* **Work required**: Show all lines from the data that include the word "hands".
======== Material to process
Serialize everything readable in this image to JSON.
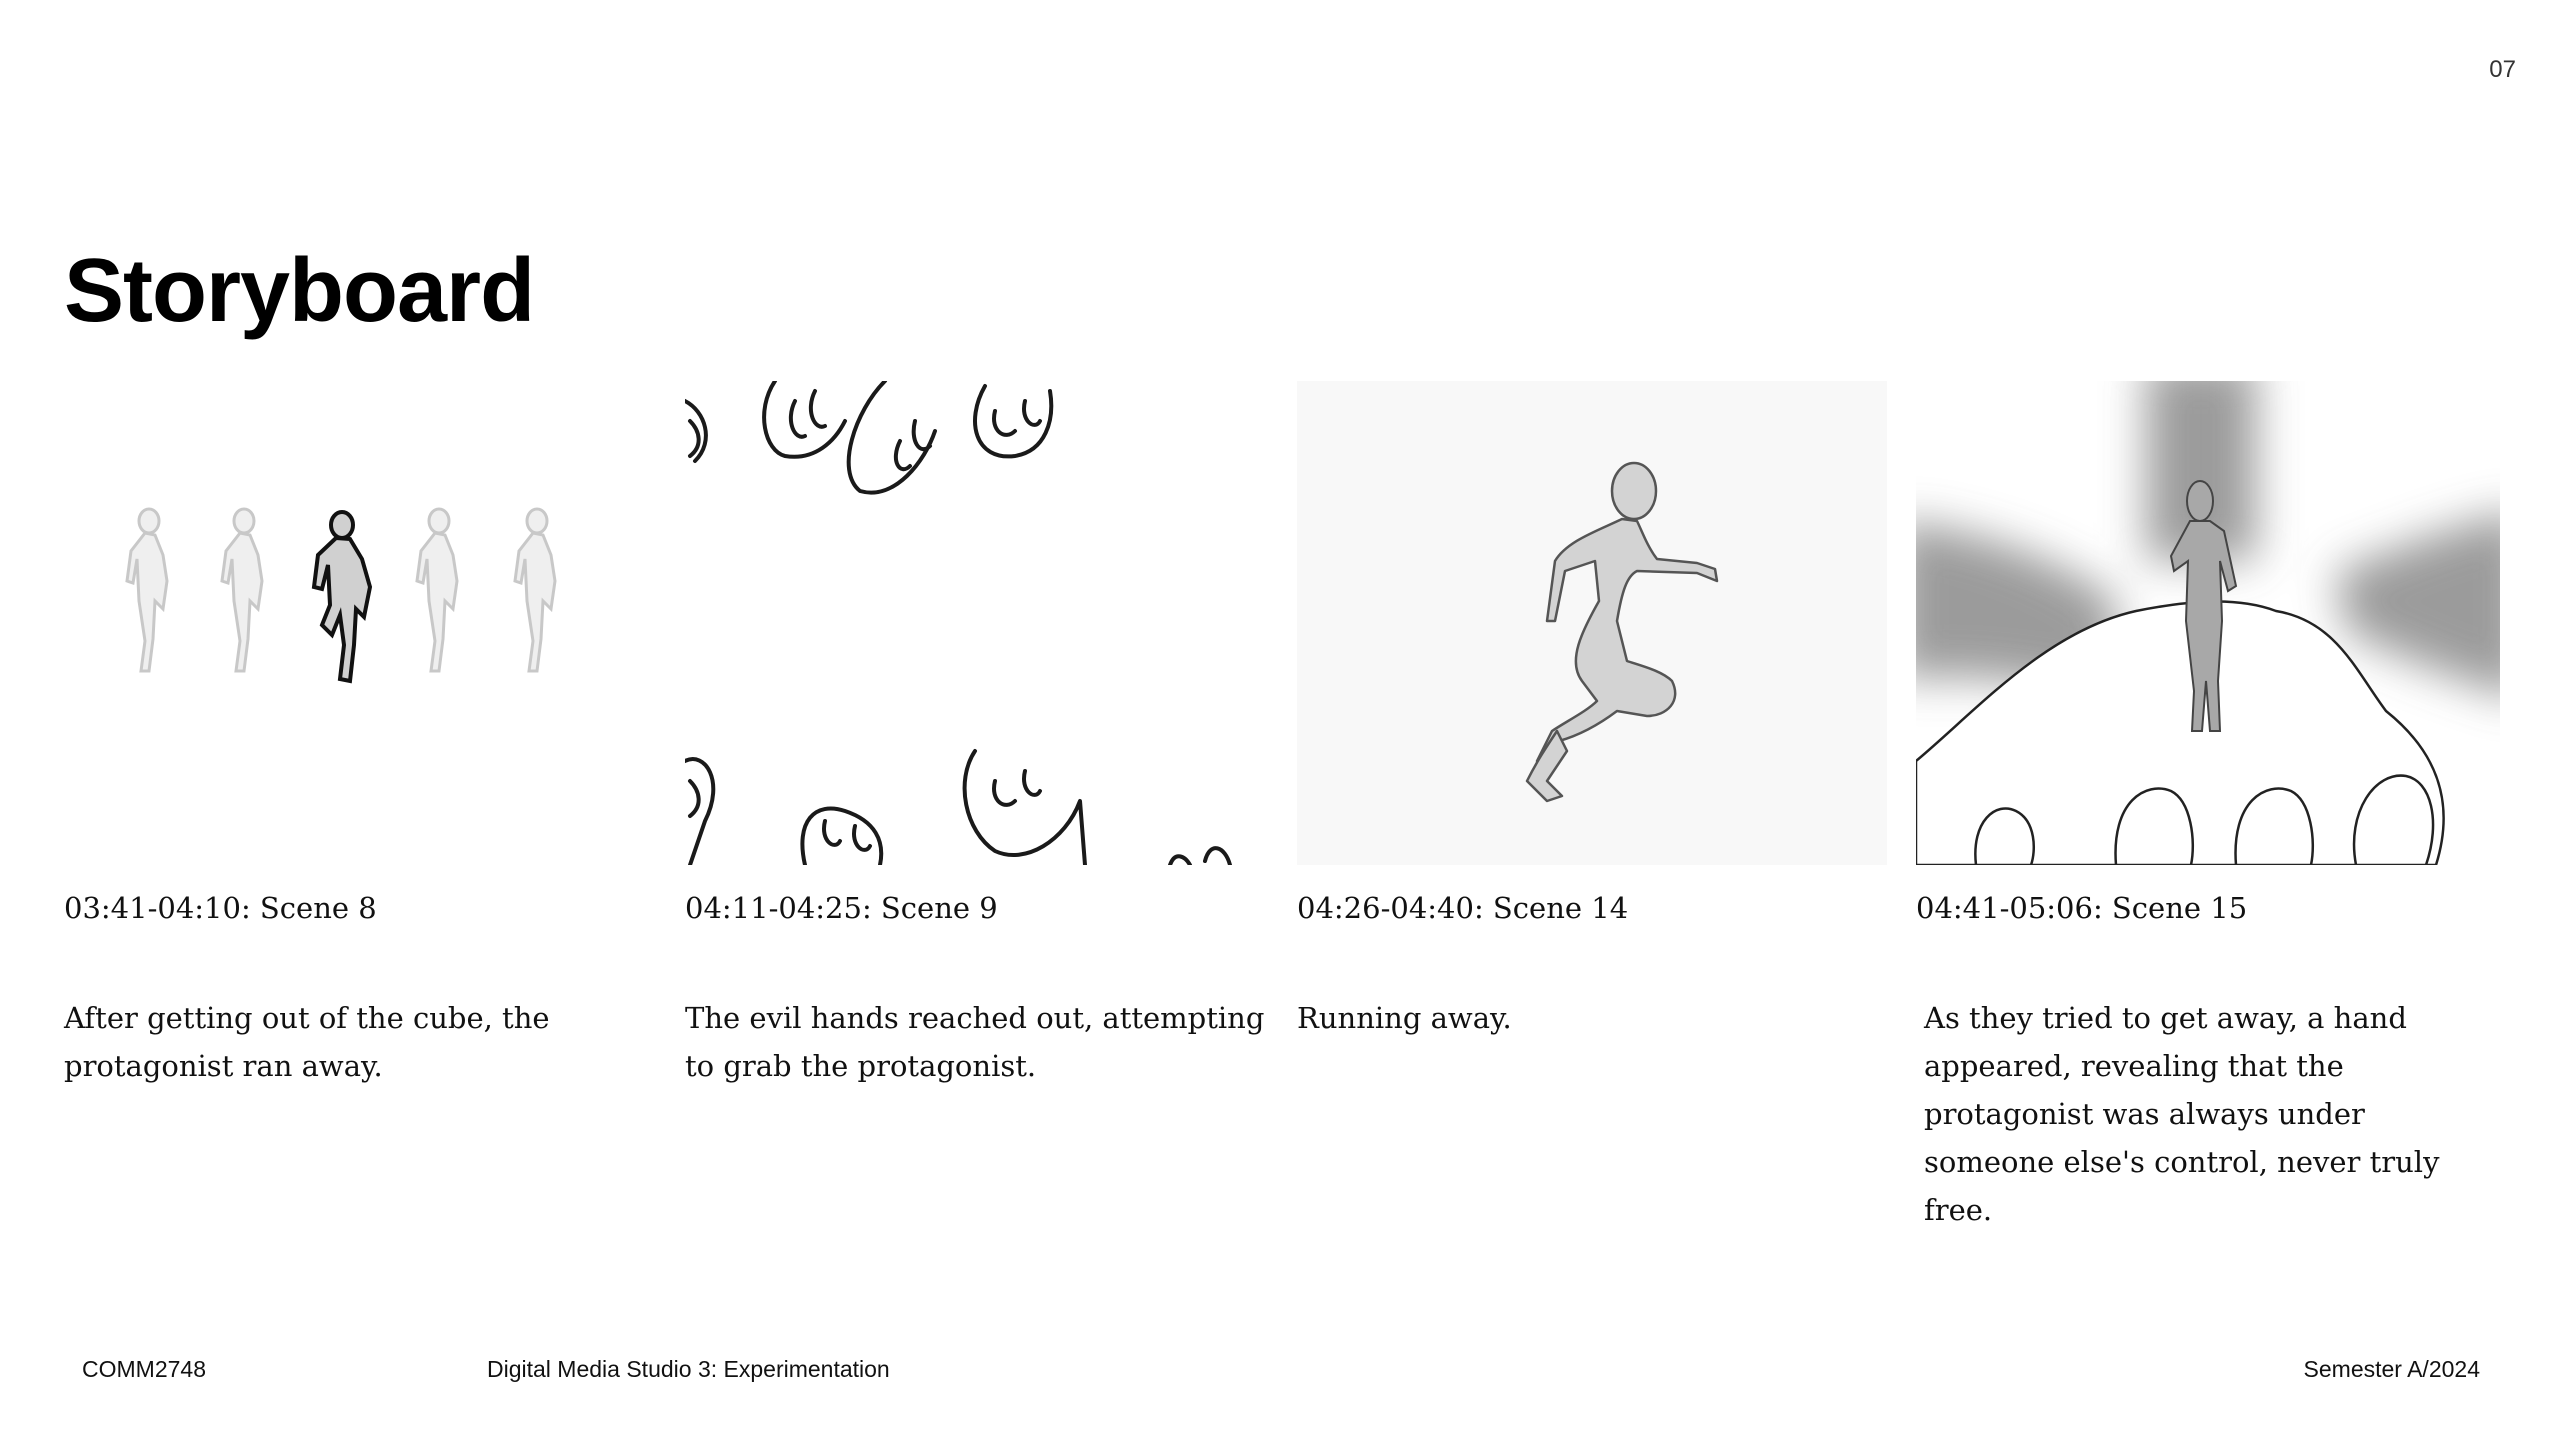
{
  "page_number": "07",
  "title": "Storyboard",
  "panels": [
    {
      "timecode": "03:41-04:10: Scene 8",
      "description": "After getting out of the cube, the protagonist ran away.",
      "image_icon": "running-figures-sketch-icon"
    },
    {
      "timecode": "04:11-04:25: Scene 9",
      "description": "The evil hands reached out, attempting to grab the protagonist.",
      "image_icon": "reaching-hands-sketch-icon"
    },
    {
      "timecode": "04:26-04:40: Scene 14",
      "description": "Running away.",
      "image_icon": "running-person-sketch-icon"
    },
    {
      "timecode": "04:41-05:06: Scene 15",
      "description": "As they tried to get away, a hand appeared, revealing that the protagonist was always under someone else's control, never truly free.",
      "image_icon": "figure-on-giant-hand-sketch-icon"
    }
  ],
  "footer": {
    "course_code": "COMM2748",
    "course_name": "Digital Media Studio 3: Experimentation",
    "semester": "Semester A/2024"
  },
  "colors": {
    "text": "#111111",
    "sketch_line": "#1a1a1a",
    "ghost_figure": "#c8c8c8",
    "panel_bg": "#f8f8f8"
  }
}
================
* **Solution to the problem**:
      "description": "The evil hands reached out, attempting to grab the protagonist.",
      "image_icon": "reaching-hands-sketch-icon"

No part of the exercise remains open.